How RPA Impacts C-level Decision Making?
Though automation software is expected to replace up to 140 million full-time employees worldwide by 2025, many high-quality jobs will be created for those who maintain and improve RPA software.
When software robots do replace people in the enterprise, C-level executives need to be responsible for ensuring that business outcomes are achieved and new governance policies are met.
Robotic process automation technology also requires that the CTO/CIO take more of a leadership role and assume accountability for the business outcomes and the risks of deploying RPA tools.
Additionally, the COO, CIO and chief human resources officer, as well as the relevant C-level executive who owns the process being automated, should all work toward ensuring the availability of an enterprise-grade, secure platform for controlling and operating bots across systems.
What’s next: How RPA is evolving
When RPA first arose as a category, it evolved from macros that automated simple tasks into programmable bots based on a set of human-defined process rules.

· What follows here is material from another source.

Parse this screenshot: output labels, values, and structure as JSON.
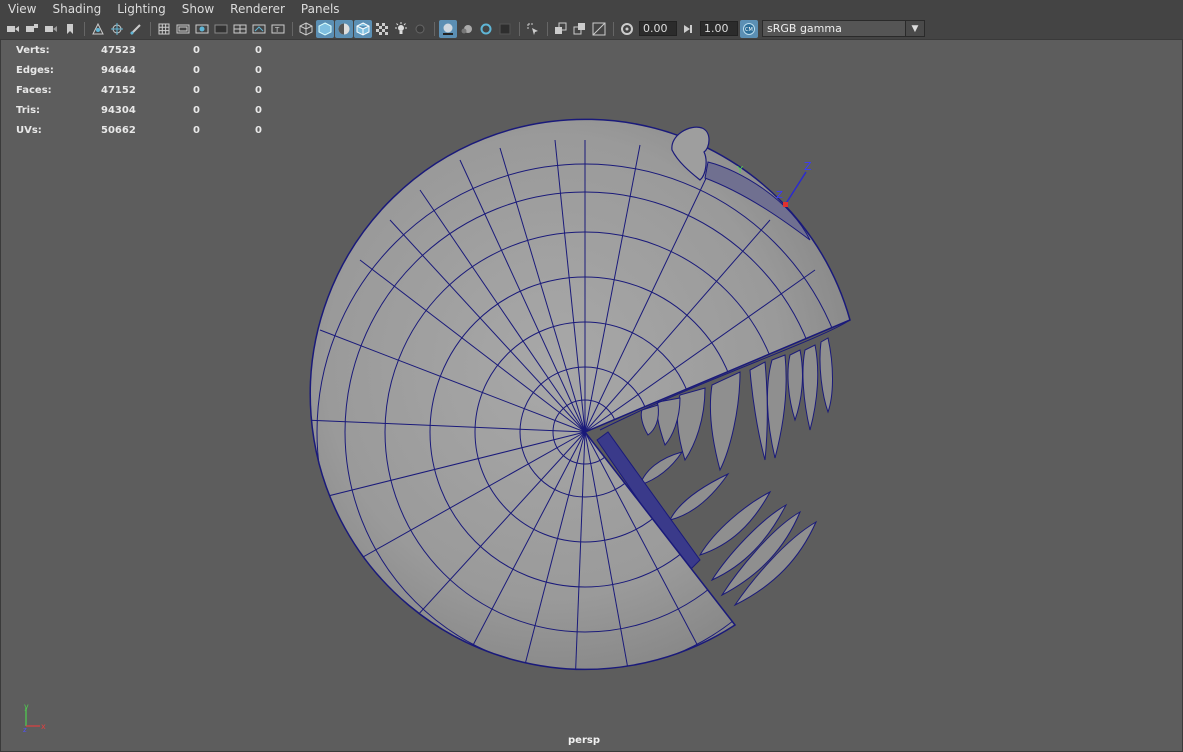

These bots helped improve efficiency in isolated situations, but organizations soon struggled on two fronts. First, discovering and defining processes for the bots to automate—at scale—has been a challenge for RPA from the start. Second, the management of the bots themselves and the process-defined rule-sets that direct their actions have become a big bugbear.
This is what has led to the growth in RPA platforms, which can help on both fronts. RPA tools help automate the discovery of the processes and provide tools for line-of-business users to more easily build automations based on their process needs, often based on pre-built bot libraries. Additionally, platforms define rules that govern and orchestrate the way bots run.

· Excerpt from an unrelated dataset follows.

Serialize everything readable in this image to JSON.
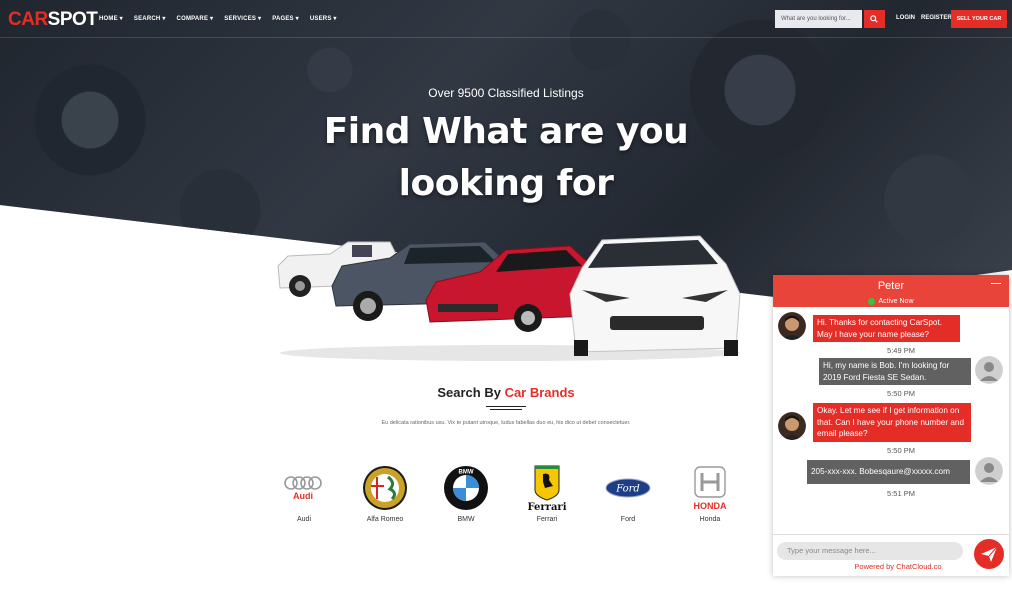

RPA vendors are trying to flex the limits of process definition by developing machine learning capabilities to automatically discover and learn processes. Increasingly, vendors are building in the ability to record and analyze user actions and then use machine learning to automatically define process rules and reduce the number of manual steps.
However, the heavy lifting still typically falls on business stakeholders and the automation team to get things rolling.
Usually, however, RPA projects require the aid of consultants and integrators, which is why analysts project a threefold increase in spending on RPA software through 2022.